Work request:
Keyword search on "device": report each line of the records that contains it.

*** Opening of Data records ***

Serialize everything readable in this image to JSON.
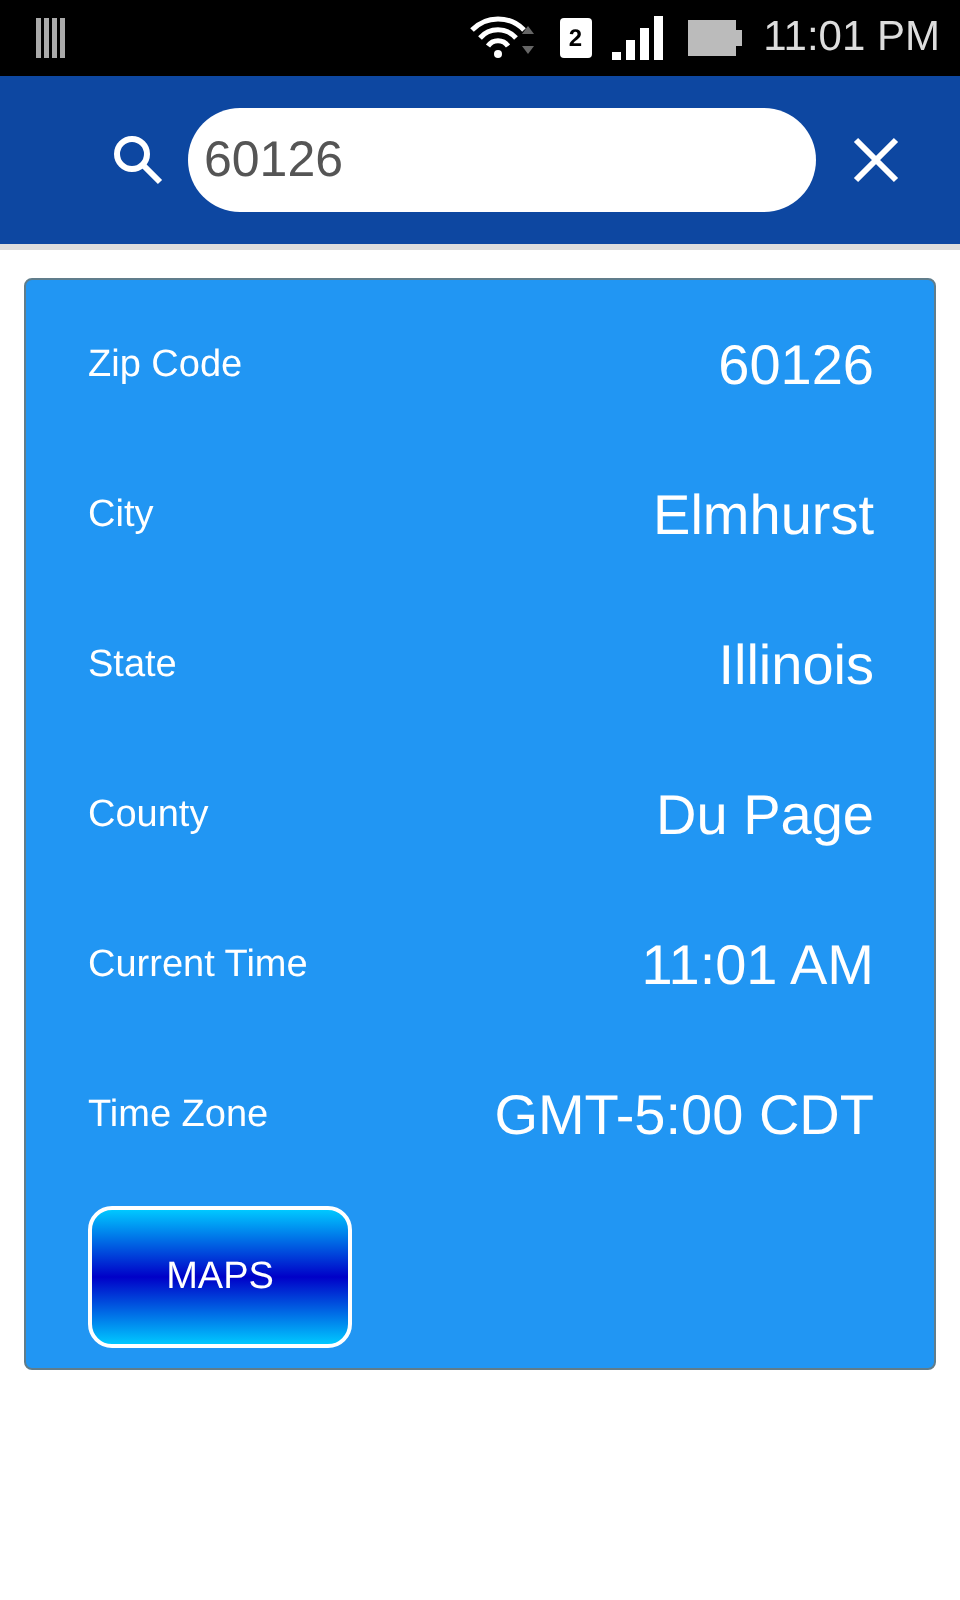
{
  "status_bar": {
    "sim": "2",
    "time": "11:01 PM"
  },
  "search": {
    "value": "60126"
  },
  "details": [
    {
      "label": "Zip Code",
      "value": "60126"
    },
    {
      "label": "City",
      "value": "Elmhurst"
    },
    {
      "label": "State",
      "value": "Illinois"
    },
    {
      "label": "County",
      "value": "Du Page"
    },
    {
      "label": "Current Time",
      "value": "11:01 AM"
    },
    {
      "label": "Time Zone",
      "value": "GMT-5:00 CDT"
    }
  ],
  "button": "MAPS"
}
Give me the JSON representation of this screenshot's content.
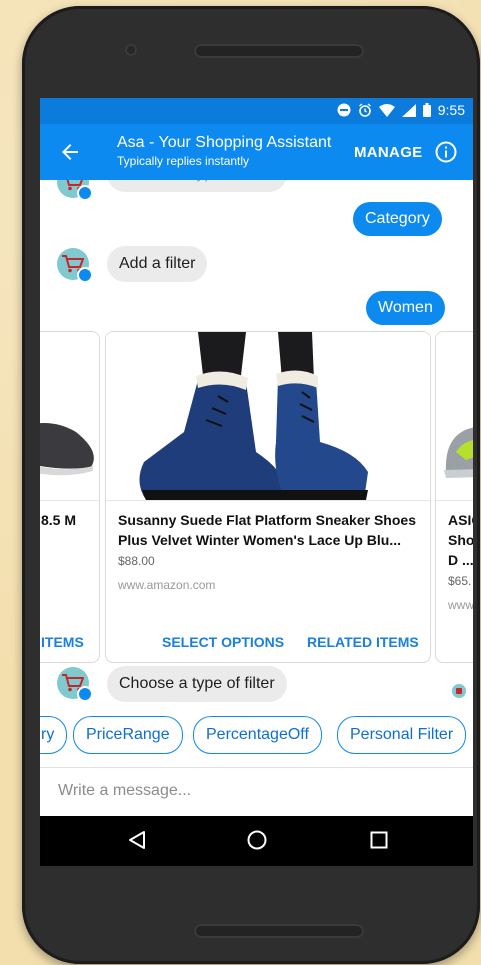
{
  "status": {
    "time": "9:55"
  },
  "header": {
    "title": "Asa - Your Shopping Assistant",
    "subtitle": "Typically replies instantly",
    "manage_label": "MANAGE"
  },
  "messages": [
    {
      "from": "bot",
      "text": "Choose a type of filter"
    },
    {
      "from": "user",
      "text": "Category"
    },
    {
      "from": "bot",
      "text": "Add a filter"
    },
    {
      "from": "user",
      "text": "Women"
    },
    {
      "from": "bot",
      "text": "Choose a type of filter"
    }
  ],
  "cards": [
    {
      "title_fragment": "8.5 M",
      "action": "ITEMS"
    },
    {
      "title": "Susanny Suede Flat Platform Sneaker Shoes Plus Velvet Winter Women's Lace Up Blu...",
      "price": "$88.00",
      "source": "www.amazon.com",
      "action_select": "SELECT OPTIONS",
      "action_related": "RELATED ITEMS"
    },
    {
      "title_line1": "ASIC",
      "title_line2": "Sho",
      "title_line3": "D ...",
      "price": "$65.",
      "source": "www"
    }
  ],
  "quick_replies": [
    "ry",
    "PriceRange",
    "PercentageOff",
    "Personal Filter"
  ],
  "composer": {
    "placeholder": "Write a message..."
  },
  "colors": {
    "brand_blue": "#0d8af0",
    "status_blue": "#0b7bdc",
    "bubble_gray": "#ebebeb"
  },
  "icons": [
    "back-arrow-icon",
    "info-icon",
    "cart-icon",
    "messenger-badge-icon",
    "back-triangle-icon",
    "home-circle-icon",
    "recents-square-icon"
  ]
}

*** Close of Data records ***
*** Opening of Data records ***

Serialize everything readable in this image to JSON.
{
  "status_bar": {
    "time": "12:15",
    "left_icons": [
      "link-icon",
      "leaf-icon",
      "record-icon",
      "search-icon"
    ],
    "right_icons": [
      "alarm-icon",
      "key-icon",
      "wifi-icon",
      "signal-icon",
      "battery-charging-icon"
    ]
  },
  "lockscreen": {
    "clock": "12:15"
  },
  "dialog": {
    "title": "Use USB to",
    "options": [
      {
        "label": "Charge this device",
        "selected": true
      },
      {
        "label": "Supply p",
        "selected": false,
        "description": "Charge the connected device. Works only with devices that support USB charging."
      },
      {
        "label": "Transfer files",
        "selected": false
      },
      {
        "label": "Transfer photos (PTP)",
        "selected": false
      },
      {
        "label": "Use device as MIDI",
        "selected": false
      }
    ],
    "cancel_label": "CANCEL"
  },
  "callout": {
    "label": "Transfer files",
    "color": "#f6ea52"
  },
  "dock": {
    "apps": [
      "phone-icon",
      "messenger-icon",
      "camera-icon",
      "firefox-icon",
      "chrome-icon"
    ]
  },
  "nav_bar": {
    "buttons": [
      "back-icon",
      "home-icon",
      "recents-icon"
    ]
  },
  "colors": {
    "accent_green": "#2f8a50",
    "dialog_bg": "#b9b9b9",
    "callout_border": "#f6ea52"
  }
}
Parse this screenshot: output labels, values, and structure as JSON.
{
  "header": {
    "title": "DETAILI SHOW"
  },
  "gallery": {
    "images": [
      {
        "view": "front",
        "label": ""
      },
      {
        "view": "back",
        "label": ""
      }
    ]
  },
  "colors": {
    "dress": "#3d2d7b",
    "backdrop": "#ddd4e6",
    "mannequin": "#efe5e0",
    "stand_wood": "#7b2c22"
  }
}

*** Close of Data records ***

The answer:
        "label": "Charge this device",
        "description": "Charge the connected device. Works only with devices that support USB charging."
        "label": "Use device as MIDI",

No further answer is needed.